Pd is a data flow programming language and supports four basic types of text entities: messages, objects, atoms, and comments. Atoms consist of either a float, a symbol, or a pointer to a data structure and are the most basic unit of data in Pd. In Pd, all numbers are stored as 32-bit floats. Messages provide instructions to objects and are composed of one or more atoms. To initiate events and push data into flow, much like pushing a button, a special type of message with null content called a bang is used.
Pure Data (Pd) is a visual programming language developed by Miller Puckette in the 1990s for creating interactive computer music and multimedia works. While Puckette is the main author of the program, Pd is an open source project with a large developer base working on new extensions. It is released under a license similar to the BSD license. It runs on GNU/Linux, Mac OS X, iOS, Android and Windows. Ports exist for FreeBSD and IRIX. wikipedia Pure Data
You can download Pd from here. The learning curve is quite steep, but once you pick up and remember by heart the graphic syntax and know a lot about audio composing methods and science behind producing sound you’re good to go for Pd. Personally I struggled a lot to grasp the idea behind it.

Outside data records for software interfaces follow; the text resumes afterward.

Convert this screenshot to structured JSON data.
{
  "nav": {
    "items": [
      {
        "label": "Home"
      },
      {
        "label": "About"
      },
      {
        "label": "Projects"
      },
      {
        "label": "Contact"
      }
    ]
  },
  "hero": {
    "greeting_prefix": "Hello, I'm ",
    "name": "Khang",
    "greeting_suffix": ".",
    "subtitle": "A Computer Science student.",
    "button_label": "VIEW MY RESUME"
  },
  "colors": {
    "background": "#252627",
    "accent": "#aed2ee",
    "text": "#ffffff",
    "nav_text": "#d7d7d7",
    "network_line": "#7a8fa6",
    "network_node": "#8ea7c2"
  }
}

First of all the code for this project can all be found here. It includes all the pure data pads used, socket.io code for running both the server and the wikipedia stream. There is also some extra things that i needed to submit in order to pass this course, but are in no way needed to run this project on your own.
It is important you have an older version (5) of node installed! Don’t install the newest one!
The wikipedia recent changes stream info can be found here. When starting the project i was able to get access to the stream but getting something from the stream to pure data was a challenge.
First I needed to create a local server so that I could have access to the wiki stream from pure data. This is because pure data only supports two ways of accessing external data. One is [netsend] and [netreceive] that are objects for transmitting and receiving messages over a network. The second is Open Sound Control (OSC) and these are objects for sharing musical data over a network. “Using OSC you can exchange data with a number of devices, such as Lemur, iPhone (through OSCulator), Monome, or applications such as Ardour, Modul8, Reaktor and many more. Most modern programming languages are OSC enabled, notably Processing, Java, Python, C++, Max/MSP and SuperCollider.” Open Sound Control (OSC). When we send the data to the netsend port I make sure i send only the first letter of the title that we get from the wikipedia stream.
Next we create the actual wiki stream so that we can connect it to the opened server port. Here we just connect to the provided RC Stream and when there is a change in data we feed the title of the change.
In Pure Data using the [netsend] and [netreceive] I access the port 8006 to read the data and covert the input to ascii values using the object [spell]. Then with [iter] we split a list of ascii codes into a series of numbers. Depending on this number we are able to produce different sounds. For the sounds i’m using Matt Davey’s DIY patches. To get these onto a personal Pd project one has to copy the necessary patches completely (Check picture below).
Lastly I wanted to connect what ever music was produced into Processing to make graphics out of the live stream data. I was able to make the connection using OSC, but time ran out to actually create any cool graphics with the data i was sending with Pd. I’ll just leave you with some inspiration before i can come back to making mine awesome too.
Some great Processing examples and inspiration for future projects by Joshua Davis. He also created Hype library with James Cruz. It is a collection of classes that performs heavy lifting tasks while using a minimal amount of code writing using Processing and ProcessingJS.